- Physical therapy
- Pain Medications — acetaminophen, NSAIDS, opioids
Your physician may suggest you use a few of these treatments together to minimize osteoarthritis symptoms.
Hip Osteoarthritis Treatment
Depending on the severity of hip osteoarthritis, physical therapy is one of the best treatment options.
Other treatment options include:
- Low impact exercise
- Weight loss
- NSAID’s or pain medications
- Using a cane while walking
Osteoarthritis Physical Therapy – Will PT Help?
One of the best ways to improve your osteoarthritis symptoms is through physical therapy.
If you’ve been diagnosed with the disease, there are a number of manual therapies your physical therapist can perform to help manage your symptoms.
Not only can a physical therapist provide therapies and rehab assistance if surgery is necessary, but they can teach you the best exercises to manage your symptoms.
Best Osteoarthritis Exercises
If you’re looking to overcome osteoarthritis symptoms, exercising is one of the best things you can do for your body.
Studies have shown that endurance exercises like walking, aquatic exercises, or yoga significantly reduce symptoms of osteoarthritis by controlling weight and building strength in the muscles around your joints.
Range-of-motion involves being able to move your joints the way they were made to move.
Osteoarthritis has a negative effect on these movements. Range-of-motion exercises help maintain the flexibility in joints by using gentle movements and stretches.
How In Motion O.C. Can Help With Osteoarthritis
Our team at Motion O.C.is on a mission to give hope, healing, confidence, and joy to every one of our patients.
As the number one Physical Therapist in the country according to Yelp and Google, we strive to maintain an atmosphere that makes every patient feel comfortable.

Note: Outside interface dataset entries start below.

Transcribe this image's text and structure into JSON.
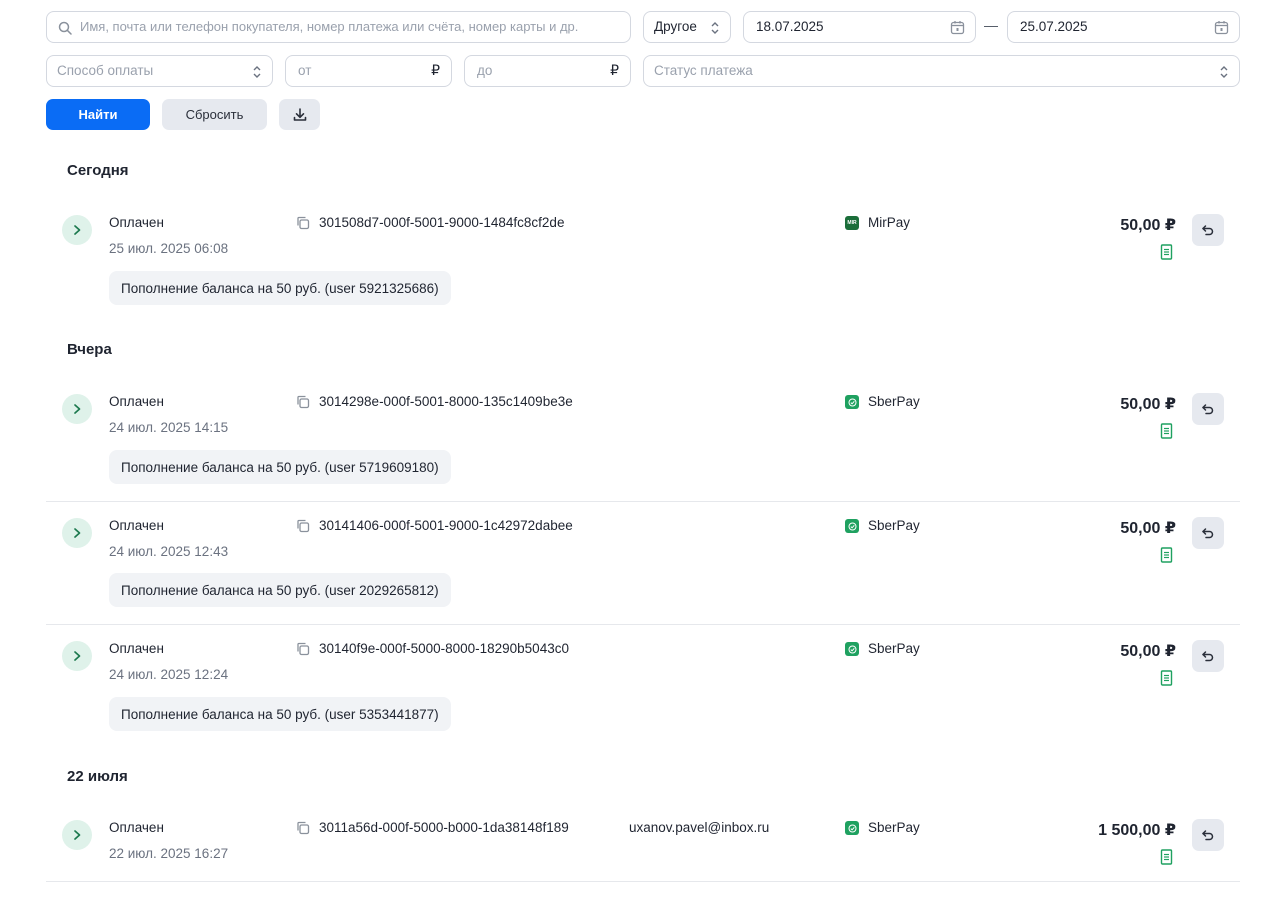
{
  "filters": {
    "search_placeholder": "Имя, почта или телефон покупателя, номер платежа или счёта, номер карты и др.",
    "period_select": "Другое",
    "date_from": "18.07.2025",
    "date_separator": "—",
    "date_to": "25.07.2025",
    "payment_method_placeholder": "Способ оплаты",
    "amount_from_placeholder": "от",
    "amount_to_placeholder": "до",
    "currency_symbol": "₽",
    "payment_status_placeholder": "Статус платежа",
    "find_label": "Найти",
    "reset_label": "Сбросить"
  },
  "groups": [
    {
      "title": "Сегодня",
      "payments": [
        {
          "status": "Оплачен",
          "date": "25 июл. 2025 06:08",
          "id": "301508d7-000f-5001-9000-1484fc8cf2de",
          "email": "",
          "method": "MirPay",
          "method_icon": "mirpay-icon",
          "amount": "50,00 ₽",
          "description": "Пополнение баланса на 50 руб. (user 5921325686)"
        }
      ]
    },
    {
      "title": "Вчера",
      "payments": [
        {
          "status": "Оплачен",
          "date": "24 июл. 2025 14:15",
          "id": "3014298e-000f-5001-8000-135c1409be3e",
          "email": "",
          "method": "SberPay",
          "method_icon": "sberpay-icon",
          "amount": "50,00 ₽",
          "description": "Пополнение баланса на 50 руб. (user 5719609180)"
        },
        {
          "status": "Оплачен",
          "date": "24 июл. 2025 12:43",
          "id": "30141406-000f-5001-9000-1c42972dabee",
          "email": "",
          "method": "SberPay",
          "method_icon": "sberpay-icon",
          "amount": "50,00 ₽",
          "description": "Пополнение баланса на 50 руб. (user 2029265812)"
        },
        {
          "status": "Оплачен",
          "date": "24 июл. 2025 12:24",
          "id": "30140f9e-000f-5000-8000-18290b5043c0",
          "email": "",
          "method": "SberPay",
          "method_icon": "sberpay-icon",
          "amount": "50,00 ₽",
          "description": "Пополнение баланса на 50 руб. (user 5353441877)"
        }
      ]
    },
    {
      "title": "22 июля",
      "payments": [
        {
          "status": "Оплачен",
          "date": "22 июл. 2025 16:27",
          "id": "3011a56d-000f-5000-b000-1da38148f189",
          "email": "uxanov.pavel@inbox.ru",
          "method": "SberPay",
          "method_icon": "sberpay-icon",
          "amount": "1 500,00 ₽",
          "description": ""
        }
      ]
    }
  ],
  "colors": {
    "primary": "#0a6cf5",
    "success": "#1fa160",
    "mirpay": "#1b6e3a"
  }
}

We’ve helped hundreds of people dealing with osteoarthritis and understand the importance of living life to the fullest, not living a life full of pain.
*This information about physical therapy for Osteaoarthritis was reviewed by Dr Natalie Thomas, PT, DPT. If you have any questions, please don’t hesitate to contact us here.